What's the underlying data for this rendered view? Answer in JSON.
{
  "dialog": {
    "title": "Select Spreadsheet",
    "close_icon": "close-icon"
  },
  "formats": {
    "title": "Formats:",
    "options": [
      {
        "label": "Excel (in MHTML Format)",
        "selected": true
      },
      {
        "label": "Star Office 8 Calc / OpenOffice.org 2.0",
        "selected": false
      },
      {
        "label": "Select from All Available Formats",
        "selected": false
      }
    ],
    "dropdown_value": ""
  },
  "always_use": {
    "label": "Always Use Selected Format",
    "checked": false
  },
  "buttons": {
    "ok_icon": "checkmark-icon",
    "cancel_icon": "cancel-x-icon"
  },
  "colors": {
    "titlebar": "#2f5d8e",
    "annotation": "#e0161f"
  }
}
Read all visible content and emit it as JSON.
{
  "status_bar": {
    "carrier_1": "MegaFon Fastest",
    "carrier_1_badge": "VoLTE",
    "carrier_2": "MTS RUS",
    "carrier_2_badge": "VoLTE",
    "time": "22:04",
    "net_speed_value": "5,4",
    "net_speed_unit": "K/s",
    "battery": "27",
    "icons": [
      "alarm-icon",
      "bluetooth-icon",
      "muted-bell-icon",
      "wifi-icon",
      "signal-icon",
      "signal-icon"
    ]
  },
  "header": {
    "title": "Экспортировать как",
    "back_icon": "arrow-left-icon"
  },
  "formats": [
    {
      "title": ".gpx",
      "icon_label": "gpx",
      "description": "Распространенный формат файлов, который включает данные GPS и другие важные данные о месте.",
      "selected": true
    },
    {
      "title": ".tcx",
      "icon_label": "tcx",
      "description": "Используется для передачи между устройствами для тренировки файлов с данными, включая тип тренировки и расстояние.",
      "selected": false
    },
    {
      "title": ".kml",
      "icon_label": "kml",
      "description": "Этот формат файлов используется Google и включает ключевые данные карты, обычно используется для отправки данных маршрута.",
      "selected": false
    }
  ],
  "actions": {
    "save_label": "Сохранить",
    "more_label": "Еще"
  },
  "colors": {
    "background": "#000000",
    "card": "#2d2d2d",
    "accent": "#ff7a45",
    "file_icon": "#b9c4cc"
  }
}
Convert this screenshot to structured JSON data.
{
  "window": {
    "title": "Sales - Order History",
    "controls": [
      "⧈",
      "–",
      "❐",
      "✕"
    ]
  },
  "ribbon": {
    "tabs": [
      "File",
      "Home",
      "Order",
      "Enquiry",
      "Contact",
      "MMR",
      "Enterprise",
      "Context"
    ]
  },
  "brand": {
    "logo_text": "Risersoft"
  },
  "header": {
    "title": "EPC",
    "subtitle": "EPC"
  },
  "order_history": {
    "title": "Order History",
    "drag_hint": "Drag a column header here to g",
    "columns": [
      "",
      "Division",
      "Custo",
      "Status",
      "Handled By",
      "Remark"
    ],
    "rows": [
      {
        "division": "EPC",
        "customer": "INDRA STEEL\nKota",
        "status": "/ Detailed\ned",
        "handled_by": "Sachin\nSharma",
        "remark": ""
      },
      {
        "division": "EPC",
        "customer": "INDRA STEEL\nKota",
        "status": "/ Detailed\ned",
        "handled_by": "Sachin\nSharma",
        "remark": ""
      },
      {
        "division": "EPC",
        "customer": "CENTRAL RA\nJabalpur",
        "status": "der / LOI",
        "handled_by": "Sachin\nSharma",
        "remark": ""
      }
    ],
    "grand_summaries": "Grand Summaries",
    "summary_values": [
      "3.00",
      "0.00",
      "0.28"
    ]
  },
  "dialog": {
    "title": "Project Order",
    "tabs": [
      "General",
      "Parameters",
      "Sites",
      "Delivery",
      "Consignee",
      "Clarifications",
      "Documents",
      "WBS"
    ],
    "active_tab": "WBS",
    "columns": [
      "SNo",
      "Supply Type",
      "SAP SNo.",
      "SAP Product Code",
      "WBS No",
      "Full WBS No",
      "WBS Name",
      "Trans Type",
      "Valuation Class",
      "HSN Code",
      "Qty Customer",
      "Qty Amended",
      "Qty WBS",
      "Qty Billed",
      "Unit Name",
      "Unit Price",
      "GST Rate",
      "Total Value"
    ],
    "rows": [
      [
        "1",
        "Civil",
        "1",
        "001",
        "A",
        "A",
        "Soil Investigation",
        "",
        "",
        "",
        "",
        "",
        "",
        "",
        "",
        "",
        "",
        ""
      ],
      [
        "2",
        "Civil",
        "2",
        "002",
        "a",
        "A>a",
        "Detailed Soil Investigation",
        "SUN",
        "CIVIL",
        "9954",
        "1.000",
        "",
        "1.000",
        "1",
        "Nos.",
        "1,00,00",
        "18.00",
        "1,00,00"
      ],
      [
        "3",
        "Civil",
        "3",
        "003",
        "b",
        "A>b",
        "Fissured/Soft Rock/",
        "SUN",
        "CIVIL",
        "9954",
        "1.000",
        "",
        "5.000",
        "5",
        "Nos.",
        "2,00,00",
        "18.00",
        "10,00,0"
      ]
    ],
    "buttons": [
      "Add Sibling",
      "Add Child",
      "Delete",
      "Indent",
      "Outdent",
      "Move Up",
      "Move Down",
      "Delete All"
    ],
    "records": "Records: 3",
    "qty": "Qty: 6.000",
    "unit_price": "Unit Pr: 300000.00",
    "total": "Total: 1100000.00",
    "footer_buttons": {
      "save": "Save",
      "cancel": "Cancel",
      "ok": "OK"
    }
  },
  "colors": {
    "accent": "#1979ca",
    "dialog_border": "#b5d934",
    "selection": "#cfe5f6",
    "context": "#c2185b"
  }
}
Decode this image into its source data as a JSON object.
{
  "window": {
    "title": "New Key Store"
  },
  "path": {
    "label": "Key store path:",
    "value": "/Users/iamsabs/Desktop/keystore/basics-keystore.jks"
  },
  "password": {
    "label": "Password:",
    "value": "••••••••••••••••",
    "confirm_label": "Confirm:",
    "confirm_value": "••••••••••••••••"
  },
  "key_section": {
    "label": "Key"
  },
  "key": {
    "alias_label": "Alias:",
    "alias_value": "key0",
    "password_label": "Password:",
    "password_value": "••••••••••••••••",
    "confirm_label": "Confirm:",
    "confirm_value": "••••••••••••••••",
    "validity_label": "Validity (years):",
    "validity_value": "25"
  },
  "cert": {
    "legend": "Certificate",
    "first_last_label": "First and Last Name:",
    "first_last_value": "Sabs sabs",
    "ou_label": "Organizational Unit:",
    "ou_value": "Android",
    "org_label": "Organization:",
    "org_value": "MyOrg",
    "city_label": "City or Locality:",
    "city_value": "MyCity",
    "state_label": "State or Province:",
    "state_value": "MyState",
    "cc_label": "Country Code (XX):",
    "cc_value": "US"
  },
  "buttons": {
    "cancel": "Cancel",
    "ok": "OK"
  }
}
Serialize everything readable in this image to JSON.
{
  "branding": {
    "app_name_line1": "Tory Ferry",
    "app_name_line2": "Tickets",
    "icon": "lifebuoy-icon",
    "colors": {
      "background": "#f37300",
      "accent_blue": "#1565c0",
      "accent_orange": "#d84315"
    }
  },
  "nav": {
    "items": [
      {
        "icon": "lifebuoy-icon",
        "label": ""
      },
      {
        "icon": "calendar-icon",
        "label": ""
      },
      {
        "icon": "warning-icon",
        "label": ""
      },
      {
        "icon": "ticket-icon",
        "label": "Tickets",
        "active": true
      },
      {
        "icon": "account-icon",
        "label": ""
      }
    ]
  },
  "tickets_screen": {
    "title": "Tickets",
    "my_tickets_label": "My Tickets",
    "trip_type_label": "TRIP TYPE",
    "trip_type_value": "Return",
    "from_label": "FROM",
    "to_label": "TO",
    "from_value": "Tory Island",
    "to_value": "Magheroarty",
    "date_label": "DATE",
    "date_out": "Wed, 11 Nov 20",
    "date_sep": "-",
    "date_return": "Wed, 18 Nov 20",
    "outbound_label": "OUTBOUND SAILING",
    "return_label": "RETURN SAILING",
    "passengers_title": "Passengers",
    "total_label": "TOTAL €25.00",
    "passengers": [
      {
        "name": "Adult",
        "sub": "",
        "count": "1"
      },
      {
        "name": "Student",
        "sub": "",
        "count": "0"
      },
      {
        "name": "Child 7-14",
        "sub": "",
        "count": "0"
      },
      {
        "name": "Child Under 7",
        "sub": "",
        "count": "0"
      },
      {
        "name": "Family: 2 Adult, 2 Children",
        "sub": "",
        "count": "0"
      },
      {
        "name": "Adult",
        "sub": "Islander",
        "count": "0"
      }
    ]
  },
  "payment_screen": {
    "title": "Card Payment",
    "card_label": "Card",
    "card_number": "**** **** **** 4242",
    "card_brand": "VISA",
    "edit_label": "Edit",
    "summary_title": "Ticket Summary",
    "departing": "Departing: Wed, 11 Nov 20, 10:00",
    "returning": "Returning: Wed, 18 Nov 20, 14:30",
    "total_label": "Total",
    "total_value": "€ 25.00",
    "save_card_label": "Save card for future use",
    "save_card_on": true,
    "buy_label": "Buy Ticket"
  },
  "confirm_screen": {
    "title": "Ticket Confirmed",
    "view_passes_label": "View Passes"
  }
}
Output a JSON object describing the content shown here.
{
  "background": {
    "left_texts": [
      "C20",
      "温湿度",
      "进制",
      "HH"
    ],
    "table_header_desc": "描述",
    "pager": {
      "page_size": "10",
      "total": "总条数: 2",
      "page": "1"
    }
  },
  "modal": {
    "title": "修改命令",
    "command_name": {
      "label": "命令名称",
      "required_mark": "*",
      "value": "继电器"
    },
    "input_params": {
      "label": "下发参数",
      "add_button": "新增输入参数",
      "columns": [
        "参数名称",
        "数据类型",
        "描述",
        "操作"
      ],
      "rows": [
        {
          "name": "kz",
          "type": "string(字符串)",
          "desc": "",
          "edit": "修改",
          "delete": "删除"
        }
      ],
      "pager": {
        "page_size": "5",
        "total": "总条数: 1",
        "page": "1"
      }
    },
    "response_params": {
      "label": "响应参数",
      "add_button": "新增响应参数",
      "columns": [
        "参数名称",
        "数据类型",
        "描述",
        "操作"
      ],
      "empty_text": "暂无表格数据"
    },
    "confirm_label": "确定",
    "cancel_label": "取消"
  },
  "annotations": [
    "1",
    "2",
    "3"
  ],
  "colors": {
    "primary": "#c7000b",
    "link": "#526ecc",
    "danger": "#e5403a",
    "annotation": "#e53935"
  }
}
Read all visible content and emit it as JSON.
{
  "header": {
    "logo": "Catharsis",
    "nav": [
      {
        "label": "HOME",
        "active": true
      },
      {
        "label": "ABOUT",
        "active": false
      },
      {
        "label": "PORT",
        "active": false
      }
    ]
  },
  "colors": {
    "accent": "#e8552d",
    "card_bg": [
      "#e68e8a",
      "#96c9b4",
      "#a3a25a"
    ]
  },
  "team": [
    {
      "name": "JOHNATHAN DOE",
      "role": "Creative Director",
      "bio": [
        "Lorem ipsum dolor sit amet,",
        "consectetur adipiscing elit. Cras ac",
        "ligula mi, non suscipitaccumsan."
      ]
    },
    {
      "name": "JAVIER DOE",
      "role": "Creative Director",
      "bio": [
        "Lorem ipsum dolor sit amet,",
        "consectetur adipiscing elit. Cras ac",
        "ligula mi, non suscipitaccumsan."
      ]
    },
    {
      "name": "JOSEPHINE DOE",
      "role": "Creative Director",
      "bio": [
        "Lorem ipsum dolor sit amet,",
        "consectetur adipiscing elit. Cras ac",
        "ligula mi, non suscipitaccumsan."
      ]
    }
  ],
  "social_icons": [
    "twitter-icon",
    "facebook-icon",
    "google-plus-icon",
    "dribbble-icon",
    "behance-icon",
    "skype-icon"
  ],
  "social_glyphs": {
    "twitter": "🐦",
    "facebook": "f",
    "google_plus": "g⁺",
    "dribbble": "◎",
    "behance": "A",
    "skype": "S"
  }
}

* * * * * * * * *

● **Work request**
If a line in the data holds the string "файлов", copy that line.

● **Solved exercise**
      "description": "Распространенный формат файлов, который включает данные GPS и другие важные данные о месте.",
      "description": "Используется для передачи между устройствами для тренировки файлов с данными, включая тип тренировки и расстояние.",
      "description": "Этот формат файлов используется Google и включает ключевые данные карты, обычно используется для отправки данных маршрута.",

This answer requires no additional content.